We did quite a few walking tours while on our trip this past week, and I’m not ashamed to admit it! We learned so much more than I could have hoped to download from a book, plus we always took a break with our guide for coffee, sat down and chatted about more personal things. It is in those moments when you truly get insights into the people and places you are visiting. Our best guide, Jana, was from the island of Hvar, and she walked us all through town, explaining the rich history of what is today a very popular destination spot.

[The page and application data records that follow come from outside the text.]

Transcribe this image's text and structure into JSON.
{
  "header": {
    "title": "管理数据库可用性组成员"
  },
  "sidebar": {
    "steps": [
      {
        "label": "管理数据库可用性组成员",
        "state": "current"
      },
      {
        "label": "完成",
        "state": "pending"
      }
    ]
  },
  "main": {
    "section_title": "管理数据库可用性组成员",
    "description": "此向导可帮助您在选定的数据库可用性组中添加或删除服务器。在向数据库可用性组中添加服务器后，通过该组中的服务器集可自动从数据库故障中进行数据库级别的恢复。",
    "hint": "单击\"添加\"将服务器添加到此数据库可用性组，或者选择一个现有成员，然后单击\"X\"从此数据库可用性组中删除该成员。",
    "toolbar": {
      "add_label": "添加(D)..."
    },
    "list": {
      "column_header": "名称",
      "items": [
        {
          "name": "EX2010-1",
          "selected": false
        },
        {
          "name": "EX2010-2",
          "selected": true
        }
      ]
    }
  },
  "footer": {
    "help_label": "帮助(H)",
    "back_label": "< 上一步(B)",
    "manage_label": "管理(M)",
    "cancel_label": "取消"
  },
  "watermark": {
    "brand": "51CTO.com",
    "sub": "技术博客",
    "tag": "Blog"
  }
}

Later in the day we met up with Jana a second time and she drove us around the island to see Hvar’s incredible countryside which today stands only as a reminder of the agrarian community that used to thrive here. For centuries, from the hilltops on down to the water, the farming of olive trees, fig trees, almond trees, grapes, lavender and seasonal gardens took place in this rocky but rich soil. Because the hills are slopped, previous generations terraced all this land for their growing needs and when you stand on a hillside today, and look all around you at this endless system of low rock walls, it’s just amazing to think back on what this island would have looked like through the centuries while in full production.
The most exciting thing for me (other than eating wild figs along the roadside!) was to learn that the generations of Hvar's famers never had a system of irrigation in place and that all the grapes, figs and olives only got water during the rainy months, and survived through the hot summers. So interesting!
The farmers of this land began leaving their family's businesses after returning home from the Second World War, opting for an *easier* life in town. Soon thereafter, the newly formed Yugoslavian government gave the island's people pine trees to plant along the hillsides. Eventually these pines took over and the stone barriers were hidden from view and all but forgotten. Then, twelve years ago, a great fire engulfed the countryside, burned down all the pines and left what we see today. Our tour guide said she was not even aware of this history on her island before it was revealed to her in the ashes. Today, bushes are making their way back and it’s believed that in another ten years or so and the agricultural ruins of Hvar will once again be buried from plain sight.
I found it so fascinating to stand there and to look at this endless stretch of what was once bustling farmland. The youth of today in Croatia are not interested in the hard life of farming - and who can blame them - it’s been in the their blood for generations! Then you look at us – those that didn’t have to farm growing up – and suddenly the whole idea of being a farmer is romantic again! ;)